Peer review is not an “end of debate” process. No matter how many reviewers may approve an article that doesn’t mean the view expressed therein is correct. I need to mention no more than I already did above in my response; Flat earth was a peer accepted view that was obviously wrong. Yet deep prejudice in the scientific community of the day couldn’t accept anything contrary to what they believed. Too many careers depended on it! Nothing has changed.
“The scientific establishment bears a grisly resemblance to the Spanish Inquisition. Either you accept the rules and attitudes and beliefs promulgated by the ‘papacy’ (for which read, perhaps, the Royal Society or the Royal College of Physicians), or face a dreadful retribution. We will not actually burn you at the stake, because that sanction, unhappily, is now no longer available under our milksop laws. But we will make damned sure that you are a dead duck in our trade.” (Gould, D.W., “Letting poetry loose in the laboratory,” New Scientist, 29 August 1992, p.51)The story of peers approving hypotheses that were clearly erroneous has been repeated hundreds of times since. Peer review is good but it doesn’t guarantee that only correct ideas will get through the system and indeed often guarantees quite the opposite!
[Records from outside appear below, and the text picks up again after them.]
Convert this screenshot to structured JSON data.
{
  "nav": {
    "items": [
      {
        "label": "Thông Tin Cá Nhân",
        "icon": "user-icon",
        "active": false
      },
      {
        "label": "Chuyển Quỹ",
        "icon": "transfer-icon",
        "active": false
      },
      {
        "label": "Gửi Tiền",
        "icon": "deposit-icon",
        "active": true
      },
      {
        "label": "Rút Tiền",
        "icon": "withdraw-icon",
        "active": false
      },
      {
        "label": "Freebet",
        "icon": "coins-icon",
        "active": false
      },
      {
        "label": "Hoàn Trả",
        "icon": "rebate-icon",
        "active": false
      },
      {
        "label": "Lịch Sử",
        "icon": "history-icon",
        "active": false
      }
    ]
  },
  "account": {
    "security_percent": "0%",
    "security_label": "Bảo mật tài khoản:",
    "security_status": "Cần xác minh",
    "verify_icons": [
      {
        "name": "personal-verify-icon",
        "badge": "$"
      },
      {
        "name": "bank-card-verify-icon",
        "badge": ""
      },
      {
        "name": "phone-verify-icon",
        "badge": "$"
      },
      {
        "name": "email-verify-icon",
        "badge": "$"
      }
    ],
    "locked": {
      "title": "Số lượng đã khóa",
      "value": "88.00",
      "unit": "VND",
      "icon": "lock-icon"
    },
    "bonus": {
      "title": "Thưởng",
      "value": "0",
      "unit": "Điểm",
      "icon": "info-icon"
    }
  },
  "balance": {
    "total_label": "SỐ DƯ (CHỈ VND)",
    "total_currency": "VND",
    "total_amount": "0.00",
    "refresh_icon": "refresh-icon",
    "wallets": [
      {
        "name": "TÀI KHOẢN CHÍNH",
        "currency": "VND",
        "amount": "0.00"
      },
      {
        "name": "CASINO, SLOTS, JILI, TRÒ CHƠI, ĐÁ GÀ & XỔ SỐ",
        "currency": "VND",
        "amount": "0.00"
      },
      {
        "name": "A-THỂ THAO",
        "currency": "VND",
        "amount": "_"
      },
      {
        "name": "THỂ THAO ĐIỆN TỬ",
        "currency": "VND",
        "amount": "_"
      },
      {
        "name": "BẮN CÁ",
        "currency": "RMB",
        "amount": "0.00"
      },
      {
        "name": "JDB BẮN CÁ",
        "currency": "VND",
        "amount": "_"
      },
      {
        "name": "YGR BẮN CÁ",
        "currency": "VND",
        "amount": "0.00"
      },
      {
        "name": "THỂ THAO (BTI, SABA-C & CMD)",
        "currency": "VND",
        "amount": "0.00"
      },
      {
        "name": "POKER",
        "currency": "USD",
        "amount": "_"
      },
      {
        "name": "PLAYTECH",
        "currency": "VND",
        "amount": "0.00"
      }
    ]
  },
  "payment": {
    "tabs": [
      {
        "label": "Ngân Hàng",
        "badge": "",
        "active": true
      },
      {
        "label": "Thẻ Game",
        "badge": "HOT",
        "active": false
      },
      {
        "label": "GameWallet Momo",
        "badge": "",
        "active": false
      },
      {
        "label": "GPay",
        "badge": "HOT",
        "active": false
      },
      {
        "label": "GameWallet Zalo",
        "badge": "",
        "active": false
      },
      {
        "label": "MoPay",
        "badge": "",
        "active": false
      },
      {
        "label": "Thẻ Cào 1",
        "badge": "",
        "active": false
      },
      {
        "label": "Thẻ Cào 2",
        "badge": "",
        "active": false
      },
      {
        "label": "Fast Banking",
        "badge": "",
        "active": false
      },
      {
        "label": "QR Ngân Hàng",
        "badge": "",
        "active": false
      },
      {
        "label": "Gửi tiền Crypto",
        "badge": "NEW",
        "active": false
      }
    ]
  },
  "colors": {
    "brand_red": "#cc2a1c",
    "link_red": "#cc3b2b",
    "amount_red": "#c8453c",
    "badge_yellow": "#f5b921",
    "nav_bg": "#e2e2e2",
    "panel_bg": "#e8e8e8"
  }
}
In conclusion, if Darwinists insist on perpetually referring us all to the sheer numbers of “peer-reviewed” literature in their favor and the “scientific consensus” as proof positive of their theory, they should stop either pretending that argumentum-ad-populum is a fallacy or stop using it everywhere themselves!
It is not peer review itself that is in question here but the way Darwinists use it as evidence their inane theory must be true.